==== EXERCISE INPUTS ====

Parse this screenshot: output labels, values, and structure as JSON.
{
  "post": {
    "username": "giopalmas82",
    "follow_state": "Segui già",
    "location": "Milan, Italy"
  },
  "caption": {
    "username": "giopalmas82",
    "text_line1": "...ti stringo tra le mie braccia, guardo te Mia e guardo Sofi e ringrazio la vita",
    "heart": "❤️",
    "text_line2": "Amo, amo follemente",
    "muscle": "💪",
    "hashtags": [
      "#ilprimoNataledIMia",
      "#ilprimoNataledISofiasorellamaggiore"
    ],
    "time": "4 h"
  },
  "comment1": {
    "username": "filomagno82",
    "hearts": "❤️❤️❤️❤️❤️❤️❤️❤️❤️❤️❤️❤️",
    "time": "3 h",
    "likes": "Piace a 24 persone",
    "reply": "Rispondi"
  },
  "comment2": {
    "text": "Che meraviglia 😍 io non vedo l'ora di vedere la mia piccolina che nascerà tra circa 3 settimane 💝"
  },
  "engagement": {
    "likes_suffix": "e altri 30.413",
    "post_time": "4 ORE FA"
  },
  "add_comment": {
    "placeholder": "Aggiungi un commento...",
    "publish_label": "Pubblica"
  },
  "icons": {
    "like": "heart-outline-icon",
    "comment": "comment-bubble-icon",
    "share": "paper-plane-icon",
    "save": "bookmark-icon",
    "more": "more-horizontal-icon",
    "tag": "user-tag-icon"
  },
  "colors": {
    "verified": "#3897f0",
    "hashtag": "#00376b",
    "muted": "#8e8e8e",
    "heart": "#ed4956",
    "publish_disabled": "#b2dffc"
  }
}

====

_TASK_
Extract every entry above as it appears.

_SOLUTION FOR THIS PROBLEM_
Parse this screenshot: output labels, values, and structure as JSON.
{
  "post": {
    "username": "giopalmas82",
    "follow_state": "Segui già",
    "location": "Milan, Italy"
  },
  "caption": {
    "username": "giopalmas82",
    "text_line1": "...ti stringo tra le mie braccia, guardo te Mia e guardo Sofi e ringrazio la vita",
    "heart": "❤️",
    "text_line2": "Amo, amo follemente",
    "muscle": "💪",
    "hashtags": [
      "#ilprimoNataledIMia",
      "#ilprimoNataledISofiasorellamaggiore"
    ],
    "time": "4 h"
  },
  "comment1": {
    "username": "filomagno82",
    "hearts": "❤️❤️❤️❤️❤️❤️❤️❤️❤️❤️❤️❤️",
    "time": "3 h",
    "likes": "Piace a 24 persone",
    "reply": "Rispondi"
  },
  "comment2": {
    "text": "Che meraviglia 😍 io non vedo l'ora di vedere la mia piccolina che nascerà tra circa 3 settimane 💝"
  },
  "engagement": {
    "likes_suffix": "e altri 30.413",
    "post_time": "4 ORE FA"
  },
  "add_comment": {
    "placeholder": "Aggiungi un commento...",
    "publish_label": "Pubblica"
  },
  "icons": {
    "like": "heart-outline-icon",
    "comment": "comment-bubble-icon",
    "share": "paper-plane-icon",
    "save": "bookmark-icon",
    "more": "more-horizontal-icon",
    "tag": "user-tag-icon"
  },
  "colors": {
    "verified": "#3897f0",
    "hashtag": "#00376b",
    "muted": "#8e8e8e",
    "heart": "#ed4956",
    "publish_disabled": "#b2dffc"
  }
}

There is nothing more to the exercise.